(Entries from a dataset of interfaces)
Start of Block

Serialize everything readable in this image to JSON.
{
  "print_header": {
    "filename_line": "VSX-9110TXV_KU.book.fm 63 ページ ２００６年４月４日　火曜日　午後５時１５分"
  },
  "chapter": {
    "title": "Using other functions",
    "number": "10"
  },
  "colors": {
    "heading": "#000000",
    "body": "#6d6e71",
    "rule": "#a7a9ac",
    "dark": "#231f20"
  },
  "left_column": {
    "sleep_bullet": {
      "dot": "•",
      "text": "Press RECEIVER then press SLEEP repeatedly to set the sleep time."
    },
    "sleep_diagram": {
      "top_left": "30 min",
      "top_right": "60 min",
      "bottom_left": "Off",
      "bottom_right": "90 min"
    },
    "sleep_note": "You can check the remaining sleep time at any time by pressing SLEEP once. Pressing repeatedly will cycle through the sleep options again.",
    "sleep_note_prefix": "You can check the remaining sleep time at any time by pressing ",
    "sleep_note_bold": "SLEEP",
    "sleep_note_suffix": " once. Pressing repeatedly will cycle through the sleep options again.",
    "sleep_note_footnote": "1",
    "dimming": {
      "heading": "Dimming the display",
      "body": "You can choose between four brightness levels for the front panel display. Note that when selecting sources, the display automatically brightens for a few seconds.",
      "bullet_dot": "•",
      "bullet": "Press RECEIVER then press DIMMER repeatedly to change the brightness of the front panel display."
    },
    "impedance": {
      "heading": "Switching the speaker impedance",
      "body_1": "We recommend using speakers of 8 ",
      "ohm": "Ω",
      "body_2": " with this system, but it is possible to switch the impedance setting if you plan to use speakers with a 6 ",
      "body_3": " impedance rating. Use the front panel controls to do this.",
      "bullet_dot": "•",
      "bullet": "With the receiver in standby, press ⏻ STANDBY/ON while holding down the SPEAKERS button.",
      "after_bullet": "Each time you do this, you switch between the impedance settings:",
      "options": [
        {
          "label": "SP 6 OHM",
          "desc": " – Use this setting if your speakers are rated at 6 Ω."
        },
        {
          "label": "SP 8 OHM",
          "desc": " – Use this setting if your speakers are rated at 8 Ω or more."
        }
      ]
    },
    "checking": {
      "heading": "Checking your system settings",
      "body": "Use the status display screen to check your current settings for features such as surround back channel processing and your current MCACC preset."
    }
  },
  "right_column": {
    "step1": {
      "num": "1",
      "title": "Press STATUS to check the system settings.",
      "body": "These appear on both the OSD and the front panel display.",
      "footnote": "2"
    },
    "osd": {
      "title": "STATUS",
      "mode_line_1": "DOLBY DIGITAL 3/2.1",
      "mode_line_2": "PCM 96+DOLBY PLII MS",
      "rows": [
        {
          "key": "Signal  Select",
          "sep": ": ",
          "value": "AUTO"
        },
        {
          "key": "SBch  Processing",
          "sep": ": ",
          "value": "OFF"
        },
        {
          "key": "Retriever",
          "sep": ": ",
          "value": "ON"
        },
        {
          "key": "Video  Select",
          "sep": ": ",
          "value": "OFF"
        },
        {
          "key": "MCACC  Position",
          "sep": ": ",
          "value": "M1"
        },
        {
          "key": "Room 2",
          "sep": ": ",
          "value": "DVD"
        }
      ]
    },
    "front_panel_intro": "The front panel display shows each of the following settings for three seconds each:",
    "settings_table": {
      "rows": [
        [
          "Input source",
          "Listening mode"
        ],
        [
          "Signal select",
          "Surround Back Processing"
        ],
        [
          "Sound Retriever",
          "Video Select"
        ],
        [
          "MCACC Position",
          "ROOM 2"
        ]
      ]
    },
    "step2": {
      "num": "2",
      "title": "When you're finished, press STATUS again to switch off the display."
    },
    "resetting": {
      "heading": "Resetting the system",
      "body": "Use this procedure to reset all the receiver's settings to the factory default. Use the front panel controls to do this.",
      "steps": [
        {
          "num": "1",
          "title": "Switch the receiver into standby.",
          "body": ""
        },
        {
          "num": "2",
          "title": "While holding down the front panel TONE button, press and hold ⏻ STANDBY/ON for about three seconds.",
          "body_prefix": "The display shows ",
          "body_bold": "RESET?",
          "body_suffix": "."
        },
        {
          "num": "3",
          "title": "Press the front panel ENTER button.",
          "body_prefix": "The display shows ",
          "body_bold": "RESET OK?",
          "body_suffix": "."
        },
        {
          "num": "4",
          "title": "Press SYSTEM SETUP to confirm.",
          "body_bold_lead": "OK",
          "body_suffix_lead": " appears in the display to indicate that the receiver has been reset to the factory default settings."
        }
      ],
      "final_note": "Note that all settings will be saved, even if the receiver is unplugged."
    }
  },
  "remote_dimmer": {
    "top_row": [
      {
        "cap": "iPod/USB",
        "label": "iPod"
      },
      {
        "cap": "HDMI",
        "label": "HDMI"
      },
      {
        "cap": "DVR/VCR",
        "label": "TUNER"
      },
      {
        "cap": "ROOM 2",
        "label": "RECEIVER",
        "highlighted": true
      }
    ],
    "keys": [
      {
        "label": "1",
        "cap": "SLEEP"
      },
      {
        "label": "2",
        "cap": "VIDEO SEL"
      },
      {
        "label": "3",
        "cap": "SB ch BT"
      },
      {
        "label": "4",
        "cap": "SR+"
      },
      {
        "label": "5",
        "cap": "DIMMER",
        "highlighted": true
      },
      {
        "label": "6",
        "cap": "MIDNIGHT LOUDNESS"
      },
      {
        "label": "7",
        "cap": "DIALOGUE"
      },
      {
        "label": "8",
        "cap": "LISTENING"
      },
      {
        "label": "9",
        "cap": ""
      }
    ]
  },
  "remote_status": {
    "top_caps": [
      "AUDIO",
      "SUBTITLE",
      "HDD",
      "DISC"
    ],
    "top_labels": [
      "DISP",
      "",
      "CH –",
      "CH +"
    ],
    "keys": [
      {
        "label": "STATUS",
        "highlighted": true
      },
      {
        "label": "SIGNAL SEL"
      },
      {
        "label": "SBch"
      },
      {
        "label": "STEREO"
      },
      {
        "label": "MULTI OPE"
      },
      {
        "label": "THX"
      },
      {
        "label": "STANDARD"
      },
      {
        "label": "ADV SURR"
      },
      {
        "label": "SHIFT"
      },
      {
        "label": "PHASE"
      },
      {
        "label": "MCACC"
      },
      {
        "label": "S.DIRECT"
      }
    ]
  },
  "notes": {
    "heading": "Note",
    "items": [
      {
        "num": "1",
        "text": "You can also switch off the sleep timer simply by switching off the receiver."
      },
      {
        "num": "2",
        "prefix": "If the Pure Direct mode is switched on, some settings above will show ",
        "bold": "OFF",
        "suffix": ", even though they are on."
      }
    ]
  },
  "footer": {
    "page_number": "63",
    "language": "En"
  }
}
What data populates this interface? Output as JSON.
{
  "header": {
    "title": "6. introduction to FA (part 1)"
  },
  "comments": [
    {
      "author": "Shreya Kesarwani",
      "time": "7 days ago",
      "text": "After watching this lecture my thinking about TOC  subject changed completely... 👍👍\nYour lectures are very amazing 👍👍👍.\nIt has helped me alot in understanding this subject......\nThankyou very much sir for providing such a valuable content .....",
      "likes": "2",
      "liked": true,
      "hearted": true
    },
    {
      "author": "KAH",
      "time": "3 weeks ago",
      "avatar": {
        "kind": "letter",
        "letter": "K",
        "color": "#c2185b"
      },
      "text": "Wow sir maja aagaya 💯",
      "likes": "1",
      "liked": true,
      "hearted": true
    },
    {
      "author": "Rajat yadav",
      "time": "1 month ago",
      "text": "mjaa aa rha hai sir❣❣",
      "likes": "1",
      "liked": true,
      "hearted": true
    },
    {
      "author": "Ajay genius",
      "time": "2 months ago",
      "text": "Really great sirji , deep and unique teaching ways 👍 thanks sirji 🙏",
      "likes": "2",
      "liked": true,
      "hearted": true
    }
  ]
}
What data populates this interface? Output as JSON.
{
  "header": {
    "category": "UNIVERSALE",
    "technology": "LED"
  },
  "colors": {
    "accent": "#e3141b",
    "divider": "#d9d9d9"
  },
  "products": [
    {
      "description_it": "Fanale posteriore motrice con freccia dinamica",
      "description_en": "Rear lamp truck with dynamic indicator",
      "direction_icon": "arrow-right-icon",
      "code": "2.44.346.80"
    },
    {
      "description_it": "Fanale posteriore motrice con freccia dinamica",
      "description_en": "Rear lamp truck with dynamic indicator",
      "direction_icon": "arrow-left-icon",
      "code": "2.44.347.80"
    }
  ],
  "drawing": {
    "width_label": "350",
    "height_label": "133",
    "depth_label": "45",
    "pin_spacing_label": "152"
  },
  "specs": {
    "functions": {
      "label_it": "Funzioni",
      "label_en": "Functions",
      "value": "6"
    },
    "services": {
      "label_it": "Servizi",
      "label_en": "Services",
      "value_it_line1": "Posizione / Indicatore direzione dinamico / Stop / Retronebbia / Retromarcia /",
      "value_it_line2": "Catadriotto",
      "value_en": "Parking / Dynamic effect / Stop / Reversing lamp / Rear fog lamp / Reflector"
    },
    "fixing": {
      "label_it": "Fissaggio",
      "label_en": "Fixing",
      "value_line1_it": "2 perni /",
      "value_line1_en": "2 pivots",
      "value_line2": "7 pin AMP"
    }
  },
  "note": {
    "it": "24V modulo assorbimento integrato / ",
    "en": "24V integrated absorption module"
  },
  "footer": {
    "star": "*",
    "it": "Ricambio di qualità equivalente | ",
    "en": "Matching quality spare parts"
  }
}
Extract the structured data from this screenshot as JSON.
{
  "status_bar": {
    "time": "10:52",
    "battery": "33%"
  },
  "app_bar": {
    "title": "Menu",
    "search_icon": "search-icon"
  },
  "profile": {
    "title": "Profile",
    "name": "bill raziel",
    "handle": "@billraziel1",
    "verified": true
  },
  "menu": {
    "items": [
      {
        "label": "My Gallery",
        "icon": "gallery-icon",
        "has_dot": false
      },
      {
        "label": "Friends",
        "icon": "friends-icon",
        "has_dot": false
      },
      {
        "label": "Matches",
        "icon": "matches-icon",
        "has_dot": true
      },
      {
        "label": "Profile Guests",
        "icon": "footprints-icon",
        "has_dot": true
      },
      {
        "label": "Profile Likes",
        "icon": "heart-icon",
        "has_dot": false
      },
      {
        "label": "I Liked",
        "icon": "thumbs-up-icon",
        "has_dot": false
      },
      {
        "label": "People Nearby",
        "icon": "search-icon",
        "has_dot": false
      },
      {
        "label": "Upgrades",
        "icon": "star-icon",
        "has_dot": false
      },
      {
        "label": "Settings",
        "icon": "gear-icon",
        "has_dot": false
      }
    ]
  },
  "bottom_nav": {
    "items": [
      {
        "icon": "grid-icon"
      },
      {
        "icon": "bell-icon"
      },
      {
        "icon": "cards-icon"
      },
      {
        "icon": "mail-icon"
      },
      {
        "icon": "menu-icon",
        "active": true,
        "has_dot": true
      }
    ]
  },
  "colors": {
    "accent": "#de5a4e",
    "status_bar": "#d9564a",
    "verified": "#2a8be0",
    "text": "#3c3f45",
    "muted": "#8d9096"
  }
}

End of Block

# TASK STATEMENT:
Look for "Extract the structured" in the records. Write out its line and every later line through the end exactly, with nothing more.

# SOLUTION:
Extract the structured data from this screenshot as JSON.
{
  "status_bar": {
    "time": "10:52",
    "battery": "33%"
  },
  "app_bar": {
    "title": "Menu",
    "search_icon": "search-icon"
  },
  "profile": {
    "title": "Profile",
    "name": "bill raziel",
    "handle": "@billraziel1",
    "verified": true
  },
  "menu": {
    "items": [
      {
        "label": "My Gallery",
        "icon": "gallery-icon",
        "has_dot": false
      },
      {
        "label": "Friends",
        "icon": "friends-icon",
        "has_dot": false
      },
      {
        "label": "Matches",
        "icon": "matches-icon",
        "has_dot": true
      },
      {
        "label": "Profile Guests",
        "icon": "footprints-icon",
        "has_dot": true
      },
      {
        "label": "Profile Likes",
        "icon": "heart-icon",
        "has_dot": false
      },
      {
        "label": "I Liked",
        "icon": "thumbs-up-icon",
        "has_dot": false
      },
      {
        "label": "People Nearby",
        "icon": "search-icon",
        "has_dot": false
      },
      {
        "label": "Upgrades",
        "icon": "star-icon",
        "has_dot": false
      },
      {
        "label": "Settings",
        "icon": "gear-icon",
        "has_dot": false
      }
    ]
  },
  "bottom_nav": {
    "items": [
      {
        "icon": "grid-icon"
      },
      {
        "icon": "bell-icon"
      },
      {
        "icon": "cards-icon"
      },
      {
        "icon": "mail-icon"
      },
      {
        "icon": "menu-icon",
        "active": true,
        "has_dot": true
      }
    ]
  },
  "colors": {
    "accent": "#de5a4e",
    "status_bar": "#d9564a",
    "verified": "#2a8be0",
    "text": "#3c3f45",
    "muted": "#8d9096"
  }
}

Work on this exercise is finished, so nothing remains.